But, as the great Cecil Adams points out in his fantastic blog post on "butler did it" clichés in detective writing, it's kind of obvious and cheap for the butler to be the culprit in a murder mystery. It's too facile (look it up) an explanation, because the butler often has some kind of reason to kill his employer, and he has easy and total access to his employer's household. In The Hound of the Baskervilles Barrymore is our first suspect, which makes it even less likely that he'll be the one who did it in the end.
And sure enough, it turns out that Barrymore's reason for signaling the moors has more to do with his loyalty to his wife and her family than any disloyalty to Sir Henry. He's staying in touch with his unfortunate brother-in-law (and escaped convicted murderer) Selden, rather than somehow sending signals to the Hound of the Baskervilles.
Once Sir Henry and Watson clear up this mystery, they immediately forgive Barrymore his troubles.
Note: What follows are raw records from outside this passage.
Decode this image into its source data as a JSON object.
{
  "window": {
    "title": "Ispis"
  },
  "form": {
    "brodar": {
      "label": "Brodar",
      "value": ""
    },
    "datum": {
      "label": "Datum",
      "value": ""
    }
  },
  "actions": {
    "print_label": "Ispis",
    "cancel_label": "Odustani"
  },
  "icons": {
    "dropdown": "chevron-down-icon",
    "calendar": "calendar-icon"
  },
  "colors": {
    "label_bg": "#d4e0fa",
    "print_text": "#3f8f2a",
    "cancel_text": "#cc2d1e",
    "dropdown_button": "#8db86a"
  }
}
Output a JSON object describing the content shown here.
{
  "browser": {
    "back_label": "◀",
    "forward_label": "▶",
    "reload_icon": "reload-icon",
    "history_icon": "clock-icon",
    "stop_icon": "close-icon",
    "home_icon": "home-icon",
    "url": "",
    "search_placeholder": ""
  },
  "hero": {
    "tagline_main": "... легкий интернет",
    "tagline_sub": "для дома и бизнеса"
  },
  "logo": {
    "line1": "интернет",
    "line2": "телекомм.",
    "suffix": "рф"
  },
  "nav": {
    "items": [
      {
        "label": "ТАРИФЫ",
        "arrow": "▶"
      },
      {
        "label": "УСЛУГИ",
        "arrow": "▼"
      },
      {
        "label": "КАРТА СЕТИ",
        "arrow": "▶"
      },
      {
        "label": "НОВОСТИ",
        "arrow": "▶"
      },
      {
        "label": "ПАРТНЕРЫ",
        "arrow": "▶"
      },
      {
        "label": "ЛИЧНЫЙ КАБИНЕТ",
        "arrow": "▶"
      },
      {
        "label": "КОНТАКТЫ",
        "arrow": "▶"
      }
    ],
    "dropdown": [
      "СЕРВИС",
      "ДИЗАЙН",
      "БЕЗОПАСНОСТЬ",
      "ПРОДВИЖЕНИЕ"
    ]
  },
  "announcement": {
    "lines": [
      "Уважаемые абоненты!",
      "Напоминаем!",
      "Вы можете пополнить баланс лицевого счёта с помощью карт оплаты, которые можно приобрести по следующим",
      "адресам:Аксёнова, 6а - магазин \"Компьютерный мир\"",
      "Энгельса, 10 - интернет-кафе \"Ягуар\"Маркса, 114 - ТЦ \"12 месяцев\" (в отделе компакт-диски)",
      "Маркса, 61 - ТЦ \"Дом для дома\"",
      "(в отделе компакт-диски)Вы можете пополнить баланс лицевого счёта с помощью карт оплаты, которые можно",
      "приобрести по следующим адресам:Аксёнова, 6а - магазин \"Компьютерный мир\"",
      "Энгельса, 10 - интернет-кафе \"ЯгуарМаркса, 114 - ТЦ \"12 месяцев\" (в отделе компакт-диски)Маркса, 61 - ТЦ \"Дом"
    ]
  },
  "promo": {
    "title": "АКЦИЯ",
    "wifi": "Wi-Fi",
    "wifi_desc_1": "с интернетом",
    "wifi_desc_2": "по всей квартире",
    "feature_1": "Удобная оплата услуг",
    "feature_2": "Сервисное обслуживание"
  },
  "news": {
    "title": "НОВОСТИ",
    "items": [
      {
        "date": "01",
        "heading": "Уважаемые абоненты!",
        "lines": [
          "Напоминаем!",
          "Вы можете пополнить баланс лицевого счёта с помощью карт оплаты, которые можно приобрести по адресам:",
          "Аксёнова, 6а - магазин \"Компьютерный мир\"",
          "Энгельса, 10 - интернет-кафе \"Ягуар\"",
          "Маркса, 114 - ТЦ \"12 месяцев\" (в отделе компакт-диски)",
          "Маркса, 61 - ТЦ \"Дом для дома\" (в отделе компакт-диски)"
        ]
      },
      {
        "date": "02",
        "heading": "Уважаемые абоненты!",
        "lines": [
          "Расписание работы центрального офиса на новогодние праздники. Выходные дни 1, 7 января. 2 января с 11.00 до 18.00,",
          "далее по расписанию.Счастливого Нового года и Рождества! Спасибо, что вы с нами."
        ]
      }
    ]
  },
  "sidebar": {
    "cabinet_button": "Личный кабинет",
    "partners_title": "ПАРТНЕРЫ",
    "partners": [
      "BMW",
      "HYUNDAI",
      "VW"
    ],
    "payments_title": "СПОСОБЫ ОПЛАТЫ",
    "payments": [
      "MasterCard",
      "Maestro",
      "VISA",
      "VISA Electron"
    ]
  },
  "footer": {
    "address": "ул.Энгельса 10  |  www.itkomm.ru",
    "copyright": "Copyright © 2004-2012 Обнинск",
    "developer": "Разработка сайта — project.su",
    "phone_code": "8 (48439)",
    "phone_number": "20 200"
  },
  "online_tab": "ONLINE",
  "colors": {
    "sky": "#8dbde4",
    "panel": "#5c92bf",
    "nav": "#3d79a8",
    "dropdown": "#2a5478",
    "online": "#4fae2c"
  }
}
In fact, it brings everyone closer together: once Barrymore realizes that Sir Henry is on his side, he finally tells Sir Henry that all-important detail about Sir Charles receiving a note from "L.L." on the day he died.
Thus, the whole Barrymore storyline turns out to be a red herring, which means that it's an obvious clue that has been stuck into the storyline to distract you from the real plot (in this case, Stapleton's scheming behind the scenes). Contact Shmoop immediately if you find out why they call it a "red herring."